GAO recommends consolidation of food safety system
GAO said too many agencies were involved in aspects of food safety and that "arbitrary jurisdictional lines of authority" diminish the accountability and responsiveness of the federal food safety system. In a response to follow-up questions from a recent House subcommittee hearing, GAO recommended creating a new agency to handle all food safety functions. GAO auditors also laid out pros and cons of existing agencies in case Congress chose to consolidate inspection and other safety responsibilities under either the Agriculture Department or the Food and Drug Administration.
"The food safety laws that we're operating under were drafted nearly 100 years ago," said Caroline Smith DeWaal, director of food safety at the Center for Science in the Public Interest, a Washington nutrition advocacy group. "It is certainly time to modernize the structures that regulate the food supply. This is critical not only to improve food safety, but to protect against threats of bioterrorists."
The system is a result of legislative baby steps that have led to the placing of food products under the jurisdiction of one agency or another with little logic. According to Subcommittee Chairwoman Jo Ann Davis, R-Va., FDA inspects closed-face meat sandwiches, cheese pizzas, beef soup and chicken broth while the Agriculture Department inspects open-face meat sandwiches, pepperoni pizza, chicken soup and beef broth.
Bryce Quick, assistant administrator of the Agriculture Department's Food Safety and Inspection Service, said that Agriculture and FDA have two entirely different inspection systems. Quick said the separation of areas of jurisdiction has not hindered USDA from preventing the dissemination of hazardous products. "We talk to FDA on a daily basis," he said. "[Bovine spongiform encephalopathy] was a classic example of the cooperation that can take place, and it worked and it's working now. There have been numerous examples of how we are working together."

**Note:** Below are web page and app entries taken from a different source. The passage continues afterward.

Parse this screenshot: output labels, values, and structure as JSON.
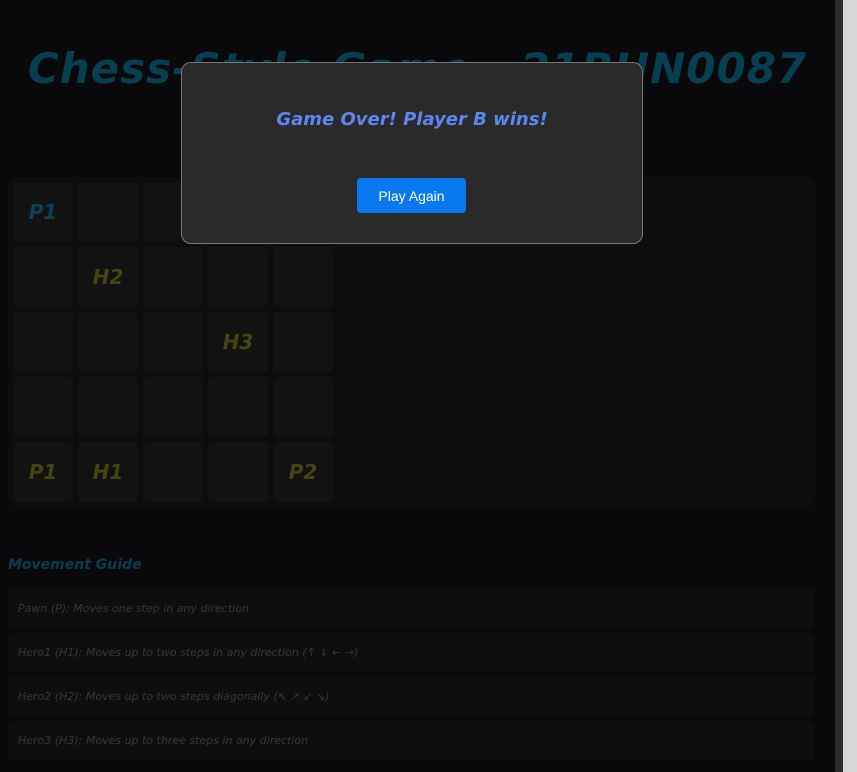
{
  "page": {
    "title": "Chess-Style Game - 21BHN0087"
  },
  "board": {
    "rows": [
      [
        {
          "text": "P1",
          "owner": "A"
        },
        {
          "text": "",
          "owner": ""
        },
        {
          "text": "",
          "owner": ""
        },
        {
          "text": "",
          "owner": ""
        },
        {
          "text": "",
          "owner": ""
        }
      ],
      [
        {
          "text": "",
          "owner": ""
        },
        {
          "text": "H2",
          "owner": "B"
        },
        {
          "text": "",
          "owner": ""
        },
        {
          "text": "",
          "owner": ""
        },
        {
          "text": "",
          "owner": ""
        }
      ],
      [
        {
          "text": "",
          "owner": ""
        },
        {
          "text": "",
          "owner": ""
        },
        {
          "text": "",
          "owner": ""
        },
        {
          "text": "H3",
          "owner": "B"
        },
        {
          "text": "",
          "owner": ""
        }
      ],
      [
        {
          "text": "",
          "owner": ""
        },
        {
          "text": "",
          "owner": ""
        },
        {
          "text": "",
          "owner": ""
        },
        {
          "text": "",
          "owner": ""
        },
        {
          "text": "",
          "owner": ""
        }
      ],
      [
        {
          "text": "P1",
          "owner": "B"
        },
        {
          "text": "H1",
          "owner": "B"
        },
        {
          "text": "",
          "owner": ""
        },
        {
          "text": "",
          "owner": ""
        },
        {
          "text": "P2",
          "owner": "B"
        }
      ]
    ]
  },
  "guide": {
    "title": "Movement Guide",
    "items": [
      "Pawn (P): Moves one step in any direction",
      "Hero1 (H1): Moves up to two steps in any direction (↑ ↓ ← →)",
      "Hero2 (H2): Moves up to two steps diagonally (↖ ↗ ↙ ↘)",
      "Hero3 (H3): Moves up to three steps in any direction"
    ]
  },
  "modal": {
    "message": "Game Over! Player B wins!",
    "button_label": "Play Again"
  },
  "colors": {
    "title": "#0e7ea3",
    "player_a": "#1f7fb0",
    "player_b": "#8a8a20",
    "modal_message": "#5d86f2",
    "button": "#0a78f0"
  }
}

Lawrence Dyckman, director of natural resources and environment at GAO, said that while cooperation between agencies is important, consolidation would eliminate possible confusion, gaps or overlap. "What we're saying is that we don't see a need to have two agencies basically split the responsibility for food safety," he said. "[Cooperation] might have improved, but why have a divided function if it's not necessary? There's no good reason."
While GAO, the Center for Science in the Public Interest and other groups have called for a drastic overhaul of the food safety system, they are skeptical of the likelihood of legislative changes. "I don't think it's very likely unless we have a major health crisis," Dyckman said. "I surely don't hope that we have such a crisis, but to be practical, most government change occurs when there is a crisis."

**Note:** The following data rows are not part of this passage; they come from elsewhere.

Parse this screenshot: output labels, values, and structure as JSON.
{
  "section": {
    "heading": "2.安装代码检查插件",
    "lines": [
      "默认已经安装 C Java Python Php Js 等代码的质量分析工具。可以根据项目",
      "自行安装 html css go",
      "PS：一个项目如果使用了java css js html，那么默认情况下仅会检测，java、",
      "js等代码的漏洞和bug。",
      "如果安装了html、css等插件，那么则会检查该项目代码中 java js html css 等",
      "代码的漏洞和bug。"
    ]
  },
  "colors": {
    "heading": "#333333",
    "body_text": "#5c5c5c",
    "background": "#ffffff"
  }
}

DeWaal said she was confident that the government would eventually respond. "In the absence of that kind of crisis, it's a long-term proposition, but one that in the long run will prevail. Many countries are moving to unify the food safety system, and the U.S. doesn't want to be the last one to do this. If they want to stay competitive and effective, it is a necessary transition."
Consolidating the two programs under an existing agency may be a possibility in the case of a budget crisis, Dyckman said, adding that GAO favors FDA because it does not have the "stigma of the appearance of a conflict of interest" between the promotion of a product and the monitoring of its safety. The Center for Science in the Public Interest also believes the FDA would make a better watchdog agency.

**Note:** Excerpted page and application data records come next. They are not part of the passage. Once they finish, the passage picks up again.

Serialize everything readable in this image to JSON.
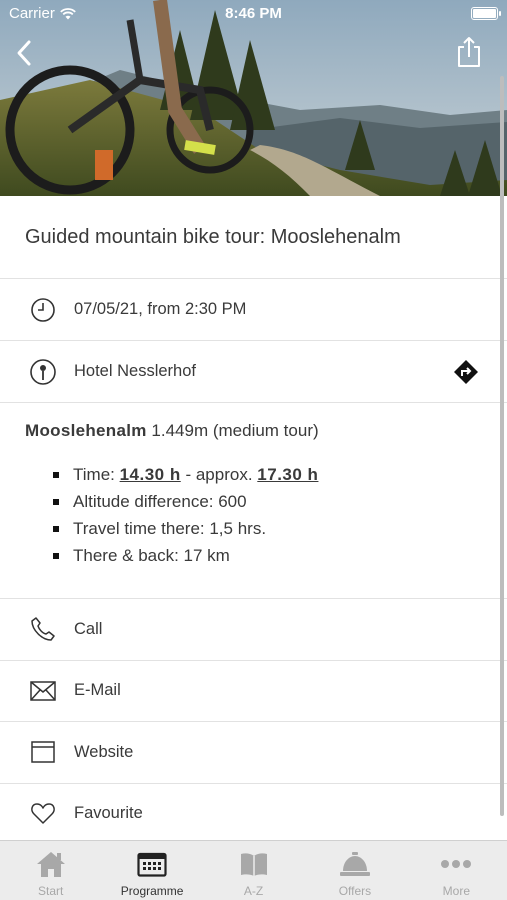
{
  "status_bar": {
    "carrier": "Carrier",
    "time": "8:46 PM"
  },
  "event": {
    "title": "Guided mountain bike tour: Mooslehenalm",
    "datetime": "07/05/21, from 2:30 PM",
    "location": "Hotel Nesslerhof"
  },
  "description": {
    "lead_bold": "Mooslehenalm",
    "lead_rest": " 1.449m (medium tour)",
    "bullets": {
      "time_prefix": "Time: ",
      "time_start": "14.30 h",
      "time_mid": " - approx. ",
      "time_end": "17.30 h",
      "altitude": "Altitude difference: 600",
      "travel": "Travel time there: 1,5 hrs.",
      "distance": "There & back: 17 km"
    }
  },
  "actions": {
    "call": "Call",
    "email": "E-Mail",
    "website": "Website",
    "favourite": "Favourite"
  },
  "tabs": [
    {
      "label": "Start",
      "icon": "home-icon",
      "active": false
    },
    {
      "label": "Programme",
      "icon": "calendar-icon",
      "active": true
    },
    {
      "label": "A-Z",
      "icon": "book-icon",
      "active": false
    },
    {
      "label": "Offers",
      "icon": "service-bell-icon",
      "active": false
    },
    {
      "label": "More",
      "icon": "more-dots-icon",
      "active": false
    }
  ],
  "colors": {
    "divider": "#e2e2e2",
    "tabbar_bg": "#ececec",
    "text": "#3a3a3a",
    "tab_inactive": "#a8a8a8"
  }
}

"I believe food safety should be handled by a health agency," DeWaal said, "not an agency that promotes agriculture."